Input data:
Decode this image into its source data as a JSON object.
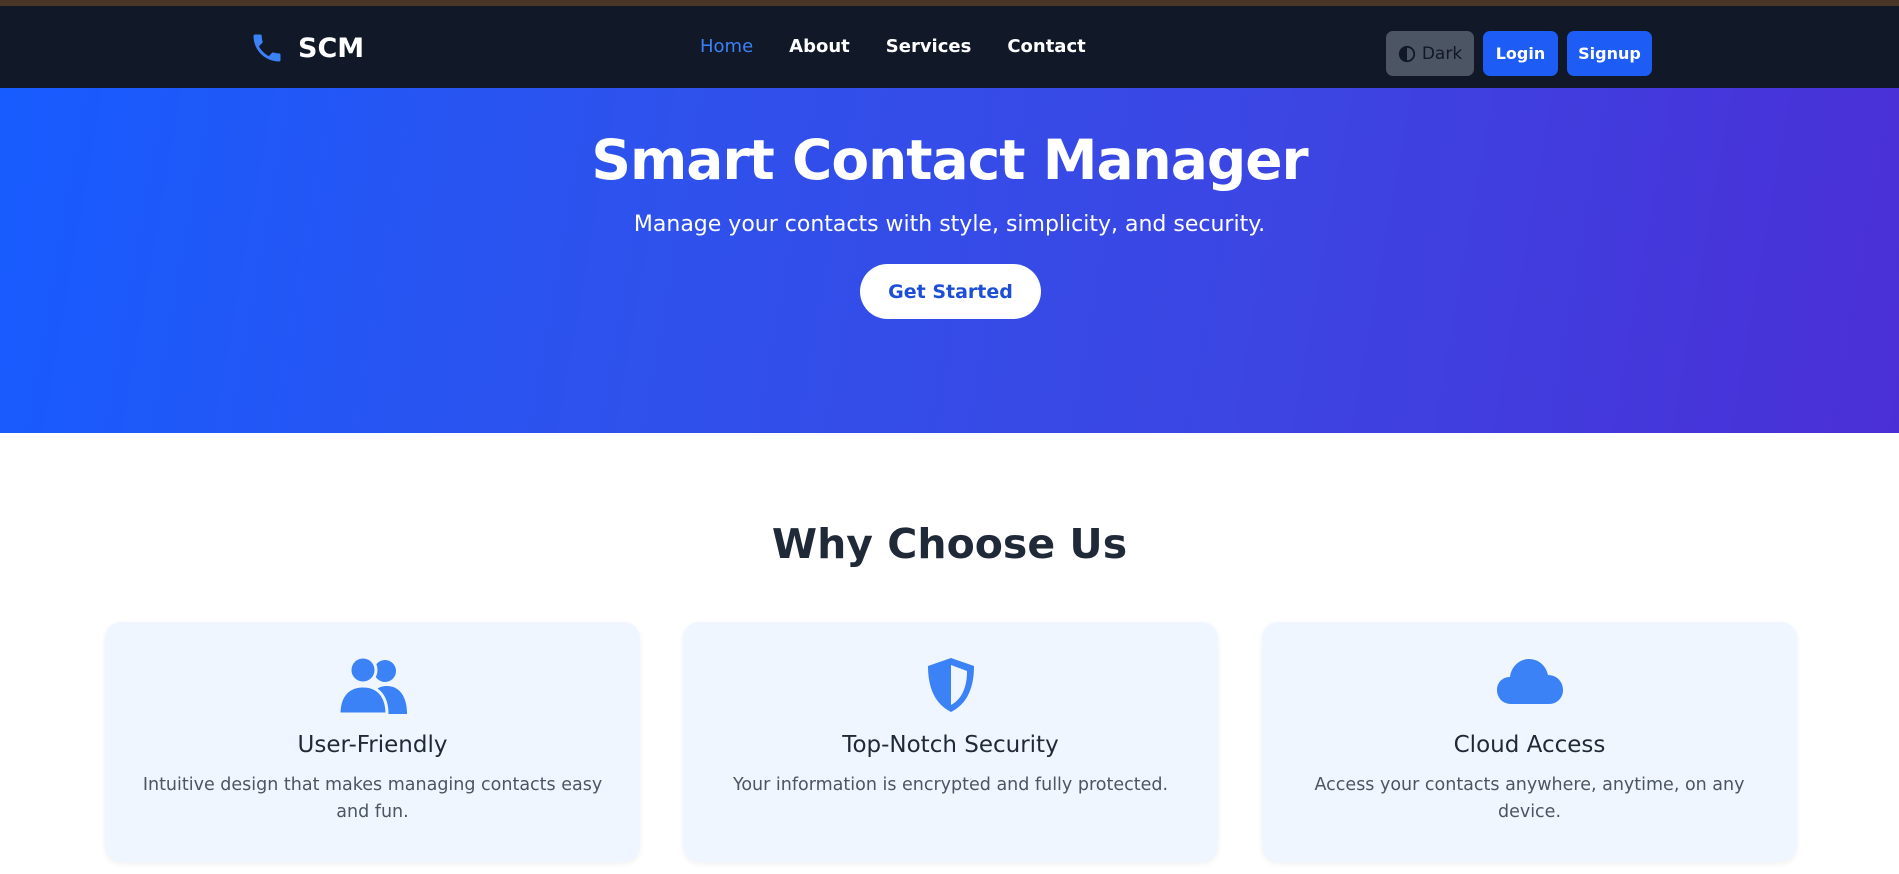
{
  "brand": {
    "name": "SCM",
    "icon": "phone-icon",
    "icon_color": "#3b82f6"
  },
  "nav": {
    "links": [
      {
        "label": "Home",
        "active": true
      },
      {
        "label": "About"
      },
      {
        "label": "Services"
      },
      {
        "label": "Contact"
      }
    ],
    "theme_toggle_label": "Dark",
    "login_label": "Login",
    "signup_label": "Signup"
  },
  "hero": {
    "title": "Smart Contact Manager",
    "subtitle": "Manage your contacts with style, simplicity, and security.",
    "cta_label": "Get Started"
  },
  "features": {
    "title": "Why Choose Us",
    "cards": [
      {
        "icon": "users-icon",
        "title": "User-Friendly",
        "text": "Intuitive design that makes managing contacts easy and fun."
      },
      {
        "icon": "shield-icon",
        "title": "Top-Notch Security",
        "text": "Your information is encrypted and fully protected."
      },
      {
        "icon": "cloud-icon",
        "title": "Cloud Access",
        "text": "Access your contacts anywhere, anytime, on any device."
      }
    ]
  },
  "colors": {
    "navbar_bg": "#111827",
    "accent_blue": "#1d5cf5",
    "hero_gradient_start": "#175cff",
    "hero_gradient_end": "#4a2fd6",
    "card_bg": "#eff6ff",
    "icon_blue": "#3b82f6"
  }
}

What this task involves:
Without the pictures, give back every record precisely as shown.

The answer:
Decode this image into its source data as a JSON object.
{
  "brand": {
    "name": "SCM",
    "icon": "phone-icon",
    "icon_color": "#3b82f6"
  },
  "nav": {
    "links": [
      {
        "label": "Home",
        "active": true
      },
      {
        "label": "About"
      },
      {
        "label": "Services"
      },
      {
        "label": "Contact"
      }
    ],
    "theme_toggle_label": "Dark",
    "login_label": "Login",
    "signup_label": "Signup"
  },
  "hero": {
    "title": "Smart Contact Manager",
    "subtitle": "Manage your contacts with style, simplicity, and security.",
    "cta_label": "Get Started"
  },
  "features": {
    "title": "Why Choose Us",
    "cards": [
      {
        "icon": "users-icon",
        "title": "User-Friendly",
        "text": "Intuitive design that makes managing contacts easy and fun."
      },
      {
        "icon": "shield-icon",
        "title": "Top-Notch Security",
        "text": "Your information is encrypted and fully protected."
      },
      {
        "icon": "cloud-icon",
        "title": "Cloud Access",
        "text": "Access your contacts anywhere, anytime, on any device."
      }
    ]
  },
  "colors": {
    "navbar_bg": "#111827",
    "accent_blue": "#1d5cf5",
    "hero_gradient_start": "#175cff",
    "hero_gradient_end": "#4a2fd6",
    "card_bg": "#eff6ff",
    "icon_blue": "#3b82f6"
  }
}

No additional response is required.